I have a question about CUDA program.
I created a program that adds arrays together using the GPU.
A part of kernel function in our program is as follows:

program A)
const int size = 1000*2000;
int i = blockIdx.x * blockDim.x + threadIdx.x;

if (i >= size) return;
result[i] = array1[i] + array2[i];

return;

program B)
const int nx = 1000;
const int ny = 2000;
int i = blockIdx.x * blockDim.x + threadIdx.x;
int j = blockIdx.y * blockDim.y + threadIdx.y;
int k = nx * j + i;

if (i < nx && j < ny)
result[k] = array1[k] + array2[k];
return;

Result)
The addition of arrays “program A” can be performed without any problems, but the result of the addition of arrays “program B” is 0.

Is there anything inappropriate?
I would like to perform efficient GPU calculations using “int i” and “int j”.

Your kernel design pretty much expects a 2D grid/threadblock, but you are launching 1D grid of 1D threadblocks. There are many resources online that can help you to formulate a 2D grid/launch, here is one example.
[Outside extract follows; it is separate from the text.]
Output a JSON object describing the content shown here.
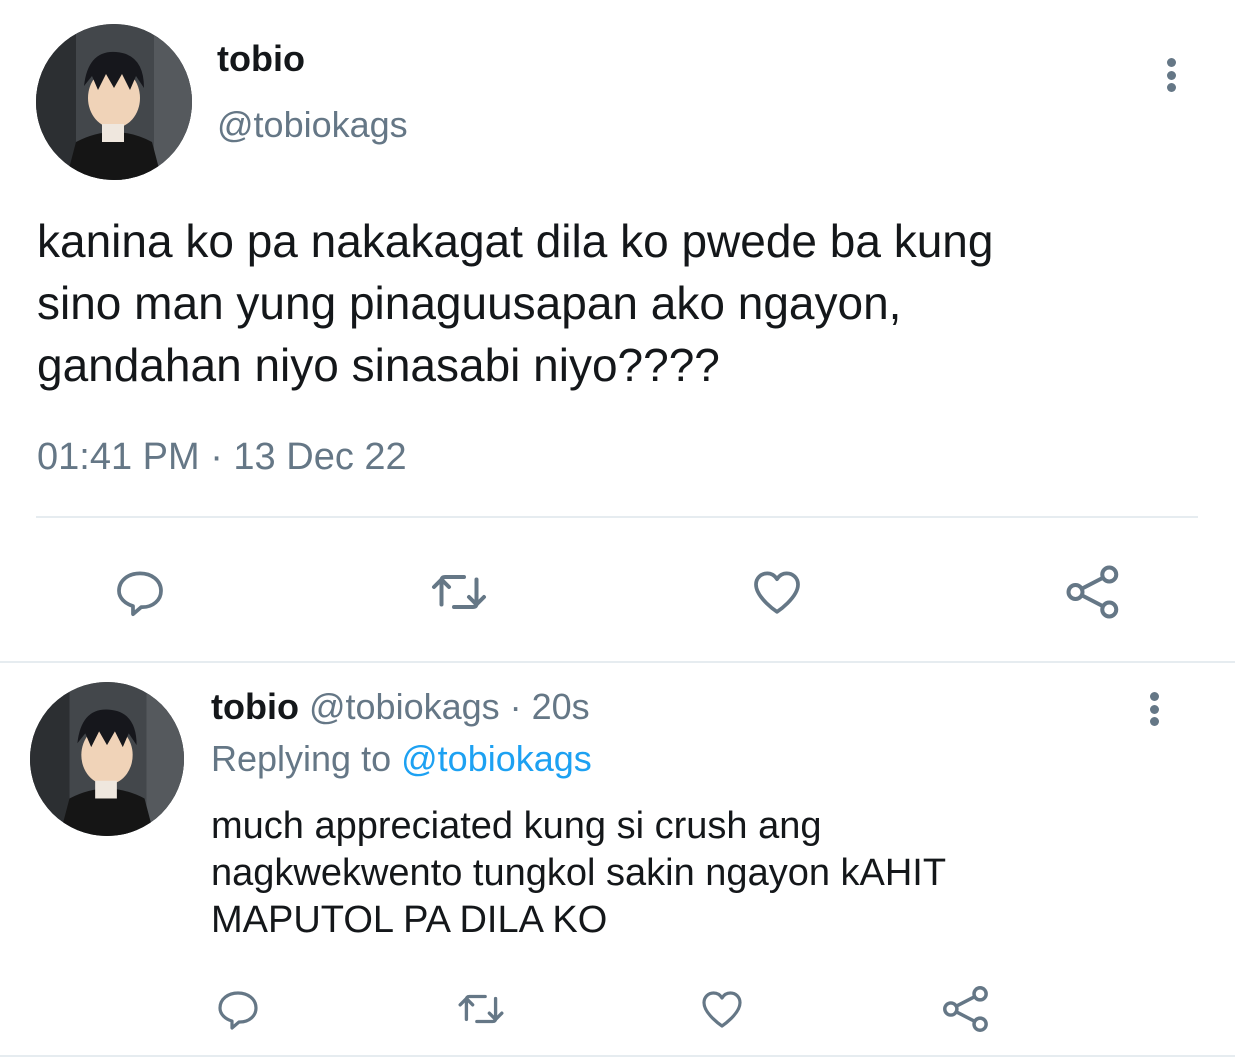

The product of the blockShape x and y dimensions should not exceed 1024 (the exact number depending on your GPU architecture).
The grid dimensions can be large.

any time you’re having difficulty with a CUDA code, I recommend proper CUDA error checking. It will be useful for others who are trying to help you, and eventually it will help you sort out problems on your own.

Was just an example. It would run around 10^12 blocks. (Both numbers are multiplied). Or 10^15 threads.
Either it lead to a timeout or to a memory out-of-bounds error in your kernel.

Check the return values of all CUDA calls and of the cudaDeviceSynchronize().

#include <cassert>
template <typename T>
__global__ void AddPixel_Kernel(const T *array1, const T *array2, T *result, const int nx, const int ny) {
size_t i = blockIdx.x * blockDim.x + threadIdx.x; // width
size_t j = blockIdx.y * blockDim.y + threadIdx.y; // height
size_t k = nx * j + i;
if (i < nx && j < ny) {
result[k] = array1[k] + array2[k];
}
}
template <typename T>
void AddPixel(const T *array1, const T *array2, T *result, const int nx, const int ny){
T *d_array1, *d_array2, *d_result;
size_t size = ((size_t)nx)*ny;
cudaMalloc((void**)&d_array1, size * sizeof(T));
cudaMalloc((void**)&d_array2, size * sizeof(T));
cudaMalloc((void**)&d_result, size * sizeof(T));
cudaMemcpy(d_array1, array1, size * sizeof(T), cudaMemcpyHostToDevice);
cudaMemcpy(d_array2, array2, size * sizeof(T), cudaMemcpyHostToDevice);
dim3 block(32,32);
dim3 grid((nx+block.x-1)/block.x, (ny+block.y-1)/block.y);
assert(grid.x <= 2147483647);
assert(grid.y <= 65535);
AddPixel_Kernel <<< grid, block >>> (d_array1, d_array2, d_result, nx, ny);
cudaMemcpy(result, d_result, size * sizeof(T), cudaMemcpyDeviceToHost);
cudaFree(d_array1);
cudaFree(d_array2);
cudaFree(d_result);
}

That will work for a y-dimension up to about 2 million (32*65535 = 2,097,120), and x-dimension up to about 2 billion. And as you are working with codes and learning I strongly encourage the use of proper CUDA error checking, and run your codes with compute-sanitizer.

You can also find canonical 2D sample codes in the CUDA samples repository. Here is one example.

Thank you.
By the way, is it necessary to use 2-dimensional grid when speeding up double for loop?
Or can double for loop be made faster even with 1-dimensional grid?

Thank you, I have an additional question.
About the following code, are there any other restrictions?

1.The product of BLOCK_X and BLOCK_Y must not exceed 1024.
2.The first dimension can be up to 2^31-1.
3.The second and 3rd dimensions are limited to 65535.